(ENTRIES SHOWN begins)
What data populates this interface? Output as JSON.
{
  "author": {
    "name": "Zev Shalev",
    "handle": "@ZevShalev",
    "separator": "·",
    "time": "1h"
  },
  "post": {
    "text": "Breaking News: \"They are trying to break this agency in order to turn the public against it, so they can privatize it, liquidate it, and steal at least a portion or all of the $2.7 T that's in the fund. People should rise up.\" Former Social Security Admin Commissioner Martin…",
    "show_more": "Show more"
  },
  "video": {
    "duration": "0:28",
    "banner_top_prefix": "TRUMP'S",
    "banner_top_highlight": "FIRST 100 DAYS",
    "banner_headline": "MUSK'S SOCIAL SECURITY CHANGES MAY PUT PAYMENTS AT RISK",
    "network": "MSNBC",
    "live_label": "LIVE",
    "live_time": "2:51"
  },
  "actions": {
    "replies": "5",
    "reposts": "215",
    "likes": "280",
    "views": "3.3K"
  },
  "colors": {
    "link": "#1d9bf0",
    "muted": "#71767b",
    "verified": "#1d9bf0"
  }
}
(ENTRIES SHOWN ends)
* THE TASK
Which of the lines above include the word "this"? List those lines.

* OUTPUT BELOW
What data populates this interface? Output as JSON.
    "text": "Breaking News: \"They are trying to break this agency in order to turn the public against it, so they can privatize it, liquidate it, and steal at least a portion or all of the $2.7 T that's in the fund. People should rise up.\" Former Social Security Admin Commissioner Martin…",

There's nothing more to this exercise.